Shooting at night can create dynamic landscapes or portraits through long exposures. By using a wide range of tools, you can add light to your night photographs to create dynamic highlights or unique shapes. Painting with light opens a door into night photography that will keep you out until the wee hours of the morning. Tim Cooper is the author of The Magic of Painting with Light and in this course, you’ll learn:

  • The basics of light painting from accessories to camera considerations 
  • How to use test shots to capture your focus and exposure in the dark 
  • How to post-process your night images in Lightroom 
  • How to use layer stacking in Photoshop to build up light in your photographs  

Class Materials

Bonus Materials with Purchase

Tim's Lightroom Presets

Tim's Gear Guide

Ratings and Reviews

Student Work

Related Classes


DiDi Hendley

The BEST class ever! Learned so much--Tim is a great instructor. I highly recommend to the creative photog looking to expand his/her arsenal of tools, talents and products.
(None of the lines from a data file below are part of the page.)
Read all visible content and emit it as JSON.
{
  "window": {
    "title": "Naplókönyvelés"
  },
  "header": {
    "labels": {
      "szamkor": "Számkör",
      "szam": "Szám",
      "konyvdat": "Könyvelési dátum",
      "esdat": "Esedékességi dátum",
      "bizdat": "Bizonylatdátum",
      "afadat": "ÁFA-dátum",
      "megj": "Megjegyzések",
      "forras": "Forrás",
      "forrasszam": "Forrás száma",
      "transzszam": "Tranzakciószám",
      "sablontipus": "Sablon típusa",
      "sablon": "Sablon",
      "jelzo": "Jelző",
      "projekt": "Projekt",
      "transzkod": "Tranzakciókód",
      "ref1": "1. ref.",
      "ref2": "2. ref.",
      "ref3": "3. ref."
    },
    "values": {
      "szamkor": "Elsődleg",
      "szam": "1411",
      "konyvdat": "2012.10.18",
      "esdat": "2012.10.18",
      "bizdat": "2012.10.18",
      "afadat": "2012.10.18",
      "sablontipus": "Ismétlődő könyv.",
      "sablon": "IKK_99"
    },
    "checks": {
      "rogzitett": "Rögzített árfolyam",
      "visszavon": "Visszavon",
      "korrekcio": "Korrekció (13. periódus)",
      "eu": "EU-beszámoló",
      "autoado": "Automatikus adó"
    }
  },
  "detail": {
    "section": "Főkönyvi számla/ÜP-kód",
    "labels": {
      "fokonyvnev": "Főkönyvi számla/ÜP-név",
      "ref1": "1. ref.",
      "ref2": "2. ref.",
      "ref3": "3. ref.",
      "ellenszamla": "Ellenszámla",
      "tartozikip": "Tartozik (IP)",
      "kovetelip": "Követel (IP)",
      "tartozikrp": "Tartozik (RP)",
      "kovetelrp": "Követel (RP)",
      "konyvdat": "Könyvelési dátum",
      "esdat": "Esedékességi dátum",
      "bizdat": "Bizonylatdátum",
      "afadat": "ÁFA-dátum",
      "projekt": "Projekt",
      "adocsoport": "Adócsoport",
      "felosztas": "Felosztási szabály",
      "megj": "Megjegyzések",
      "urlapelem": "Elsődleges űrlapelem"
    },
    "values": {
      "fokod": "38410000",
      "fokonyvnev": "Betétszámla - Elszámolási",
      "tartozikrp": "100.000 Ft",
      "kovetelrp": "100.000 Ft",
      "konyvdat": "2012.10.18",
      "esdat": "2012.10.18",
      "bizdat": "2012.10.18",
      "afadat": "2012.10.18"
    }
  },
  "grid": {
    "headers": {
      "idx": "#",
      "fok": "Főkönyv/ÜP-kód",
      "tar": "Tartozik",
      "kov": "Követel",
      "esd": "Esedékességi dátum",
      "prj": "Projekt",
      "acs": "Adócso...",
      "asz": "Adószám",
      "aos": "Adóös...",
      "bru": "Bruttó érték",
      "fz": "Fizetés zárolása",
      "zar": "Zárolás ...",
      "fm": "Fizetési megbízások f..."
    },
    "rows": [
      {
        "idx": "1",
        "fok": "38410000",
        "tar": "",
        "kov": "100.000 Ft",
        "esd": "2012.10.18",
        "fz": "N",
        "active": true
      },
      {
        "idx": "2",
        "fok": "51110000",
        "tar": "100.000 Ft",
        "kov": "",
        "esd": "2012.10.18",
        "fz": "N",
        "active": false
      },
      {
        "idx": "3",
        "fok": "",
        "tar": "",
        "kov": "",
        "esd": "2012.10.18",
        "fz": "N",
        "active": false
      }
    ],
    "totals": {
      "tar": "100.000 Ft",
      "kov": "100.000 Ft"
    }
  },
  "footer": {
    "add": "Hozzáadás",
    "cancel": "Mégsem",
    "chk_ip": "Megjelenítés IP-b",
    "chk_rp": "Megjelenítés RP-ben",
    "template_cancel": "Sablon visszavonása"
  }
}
Appreciated the patience and thoroughness that Tim offered students. Great pacing and information. I can see how I can very easily take his instruction out at night and produce something. I also appreciate that this session demonstrated images that weren't created in total darkness.

Gene Chamberlin

Tim is an outstanding teacher - I love his style, thorough and basic without being too elementary or condescending. I will be looking for other classes by Tim in the future. I'm am excited to apply the things I have learned from Tim and create my own style from the tools he has given. I never would have give much thought to light painting in the past. I have already notice a change in the way I scout my shots, now that I have added light painting into my tool box. Thanks for sharing your experience with the world Tim. Gene

Andrew Gow

Really enjoyable course. Clear instruction and surprisingly easy to put what I learnt into practice, which I did for the first time last night. This is also my first exposure to Photoshop, which initially put me off buying the course. However, Tim is a great instructor and explains his approach very clearly, so as well as an introduction to light painting it's a great introduction to what Photoshop can do.